Interestingly, Governor Lord Elphinstone’s palace was located nearby, in the complex that currently houses the Haffkine Institute in Parel, the northern side of Elphinstone station.
Deepak Rao, a city historian said, “Lord Elphinstone was instrumental in the progress of this city. He had done much for the development of basic infrastructure and education during his tenure.”
In the book Anchoring A City Line, authors and city historians Sharada Dwivedi and Rahul Mehrotra said that the city’s progress in the 1850s and 60s was on account of the acumen of this governor and his successor Sir Bartle Frere. Lord Elphinstone was instrumental in demolishing the walls of the fort for the growth of the town and for the commencement of the Vihar water works that solved the city’s water woes.
His uncle Mountstuart Elphinstone was the first Elphinstone to be posted in Mumbai between 1819 and 1827 and the Elphinstone College in Fort was named after him.

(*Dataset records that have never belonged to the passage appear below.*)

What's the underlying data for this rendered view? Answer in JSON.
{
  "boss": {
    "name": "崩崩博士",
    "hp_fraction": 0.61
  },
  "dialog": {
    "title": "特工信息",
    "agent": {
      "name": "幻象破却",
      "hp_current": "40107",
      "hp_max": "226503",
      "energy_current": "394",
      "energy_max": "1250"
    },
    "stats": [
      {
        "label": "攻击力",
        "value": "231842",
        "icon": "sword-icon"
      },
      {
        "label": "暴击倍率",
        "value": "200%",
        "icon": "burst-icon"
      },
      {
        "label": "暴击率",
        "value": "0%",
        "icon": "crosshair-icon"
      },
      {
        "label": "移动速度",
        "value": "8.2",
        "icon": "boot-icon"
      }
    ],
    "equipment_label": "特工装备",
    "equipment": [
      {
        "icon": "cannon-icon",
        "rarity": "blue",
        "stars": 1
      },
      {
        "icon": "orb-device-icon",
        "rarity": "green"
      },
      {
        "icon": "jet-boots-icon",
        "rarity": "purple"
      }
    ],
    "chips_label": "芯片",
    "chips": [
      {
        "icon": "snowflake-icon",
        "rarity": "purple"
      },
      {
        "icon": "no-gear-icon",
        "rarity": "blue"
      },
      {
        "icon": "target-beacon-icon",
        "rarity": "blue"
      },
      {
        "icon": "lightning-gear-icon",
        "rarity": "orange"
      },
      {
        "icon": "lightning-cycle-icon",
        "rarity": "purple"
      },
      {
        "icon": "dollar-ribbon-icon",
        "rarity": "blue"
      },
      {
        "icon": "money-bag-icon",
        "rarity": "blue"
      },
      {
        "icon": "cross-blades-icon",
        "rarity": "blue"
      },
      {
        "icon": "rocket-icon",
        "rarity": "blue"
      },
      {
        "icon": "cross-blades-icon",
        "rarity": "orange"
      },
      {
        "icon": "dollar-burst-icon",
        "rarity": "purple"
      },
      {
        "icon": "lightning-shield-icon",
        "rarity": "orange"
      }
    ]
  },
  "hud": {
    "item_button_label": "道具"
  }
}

The Elphinstone railway station, road, bridge and the circle in the area have all been named after Lord John Elphinstone.
The station itself is a significant point in the network as it connects the western and central suburbs and is located in the heart of the former mill lands. In his book Halt Station India, railway historian Rajendra B Aklekar said, “Elphinstone Road station originally consisted of two stations separated by quarter of a mile with independent issuing and collecting staff. The Up platform was connected with Cadell Road overbridge by a staircase. The Down one led to a road in the west of the track. This was roughly at a site where the railway sub-station stands today. The station’s name is said to have been picked up from the name of the road that led to the Elphinstone Spinning & Weaving Co. Ltd Mills near the station where India Bulls Finance Centre stands today.”
From fishing colonies, marshlands and mills to the bevy of skyscrapers that now crowd this part of Central Mumbai, the area around Elphinstone railway station has been witnessing repeated transformations. As one historian said, “One could say changing the name of the station to Prabhadevi is going back to the roots and reviving its genesis, but this decision is inconsequential; it will not reshape or rewrite history.”